1. Nutrient Preservation
- Cooking Method: Sauteing vegetables quickly in a small amount of oil helps in retaining their vitamins and minerals.
- Minimal Nutrient Loss: Unlike boiling, which can lead to significant nutrient loss, sauteing preserves more of the vegetables’ nutritional content.
2. Low in Fat and Calories
- Healthy Cooking: Sauteing requires less oil compared to other cooking methods like deep-frying, making it a healthier option.
- Weight Management: Vegetables are naturally low in calories, and sauteing them adds minimal extra calories, aiding in weight management.
3. Rich in Dietary Fiber
- Digestive Health: Sauteed vegetables maintain a high level of dietary fiber, which is essential for good digestive health.
- Cholesterol Reduction: Fiber-rich diets help in reducing blood cholesterol levels and may lower the risk of heart disease.
4. High in Essential Vitamins
- Vitamin A: Sauteed vegetables, especially those that are brightly colored like carrots and bell peppers, are high in Vitamin A, which is crucial for maintaining healthy eyes and skin.
- Vitamin C: Vegetables like broccoli and bell peppers retain their Vitamin C content when sautéed, essential for healing wounds and maintaining healthy gums.
- Blood Pressure Management: Many vegetables, such as spinach and sweet potatoes, are high in potassium, which may help to maintain healthy blood pressure.
FAQs on Sauteed Vegetables
Sauteing vegetables is a fundamental cooking technique that can elevate the taste and nutritional value of your meals. However, many home cooks have questions about how to perfect this method. Here are answers to some frequently asked questions that can help you master the art of sauteing vegetables.
1. What’s the Best Oil for Sauteing Vegetables?
- High Smoke Point Oils: Choose oils with a high smoke point, such as canola, peanut, or avocado oil, to prevent burning and ensure even cooking.

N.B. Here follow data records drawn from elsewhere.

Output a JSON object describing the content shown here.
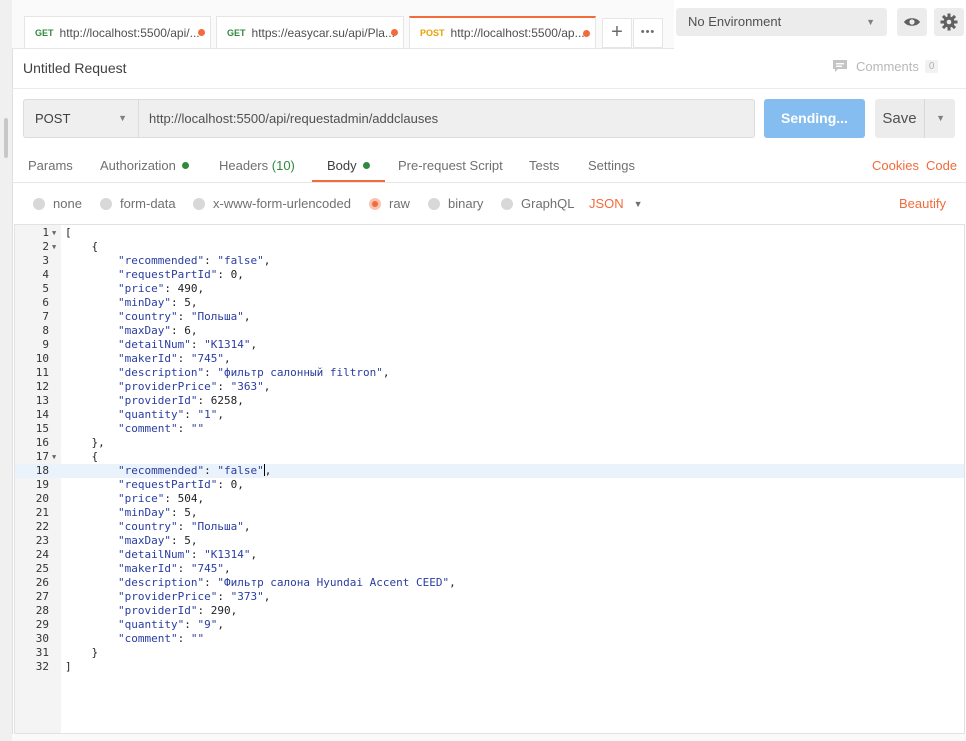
{
  "tabs": [
    {
      "method": "GET",
      "url": "http://localhost:5500/api/..."
    },
    {
      "method": "GET",
      "url": "https://easycar.su/api/Pla..."
    },
    {
      "method": "POST",
      "url": "http://localhost:5500/ap..."
    }
  ],
  "tab_actions": {
    "new": "+",
    "more": "•••"
  },
  "environment": {
    "selected": "No Environment"
  },
  "request": {
    "title": "Untitled Request",
    "comments_label": "Comments",
    "comments_count": "0",
    "method": "POST",
    "url": "http://localhost:5500/api/requestadmin/addclauses",
    "send_label": "Sending...",
    "save_label": "Save"
  },
  "request_tabs": {
    "params": "Params",
    "authorization": "Authorization",
    "headers": "Headers",
    "headers_count": "(10)",
    "body": "Body",
    "pre_request": "Pre-request Script",
    "tests": "Tests",
    "settings": "Settings",
    "cookies": "Cookies",
    "code": "Code"
  },
  "body_options": {
    "none": "none",
    "form_data": "form-data",
    "urlencoded": "x-www-form-urlencoded",
    "raw": "raw",
    "binary": "binary",
    "graphql": "GraphQL",
    "format": "JSON",
    "beautify": "Beautify"
  },
  "editor": {
    "lines": [
      "[",
      "    {",
      "        \"recommended\": \"false\",",
      "        \"requestPartId\": 0,",
      "        \"price\": 490,",
      "        \"minDay\": 5,",
      "        \"country\": \"Польша\",",
      "        \"maxDay\": 6,",
      "        \"detailNum\": \"K1314\",",
      "        \"makerId\": \"745\",",
      "        \"description\": \"фильтр салонный filtron\",",
      "        \"providerPrice\": \"363\",",
      "        \"providerId\": 6258,",
      "        \"quantity\": \"1\",",
      "        \"comment\": \"\"",
      "    },",
      "    {",
      "        \"recommended\": \"false\",",
      "        \"requestPartId\": 0,",
      "        \"price\": 504,",
      "        \"minDay\": 5,",
      "        \"country\": \"Польша\",",
      "        \"maxDay\": 5,",
      "        \"detailNum\": \"K1314\",",
      "        \"makerId\": \"745\",",
      "        \"description\": \"Фильтр салона Hyundai Accent CEED\",",
      "        \"providerPrice\": \"373\",",
      "        \"providerId\": 290,",
      "        \"quantity\": \"9\",",
      "        \"comment\": \"\"",
      "    }",
      "]"
    ],
    "folded_lines": [
      1,
      2,
      17
    ],
    "highlighted_line": 18
  },
  "colors": {
    "accent": "#f26b3a",
    "send": "#86bdf0",
    "get": "#2f8a3e",
    "post": "#e8a200"
  }
}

- Flavor Considerations: For dishes where olive oil’s flavor complements the vegetables, use regular olive oil rather than extra-virgin, which has a lower smoke point.
2. How Do You Keep Vegetables Crisp When Sauteing?
- High Heat: Cooking at a medium-high heat allows vegetables to sear quickly, retaining their crisp texture.
- Avoid Overcrowding: Cook in batches if necessary to ensure each piece of vegetable has enough space to cook evenly.
3. Can You Saute Frozen Vegetables?
- Direct Cooking: Yes, you can saute frozen vegetables directly from the freezer. However, expect a slight decrease in texture as they may release more water than fresh vegetables.
- Minimal Stirring: Stir less frequently to allow excess water to evaporate and give the vegetables a chance to brown.
4. What Are Some Quick Sauteed Vegetable Recipes?
- Garlic and Herb Sauteed Bell Peppers: Quick and flavorful, this dish involves sauteing sliced bell peppers with minced garlic, basil, and oregano.
- Spicy Sauteed Mushrooms: Enhance mushrooms with a dash of soy sauce, garlic, and chili flakes for a simple yet delicious side.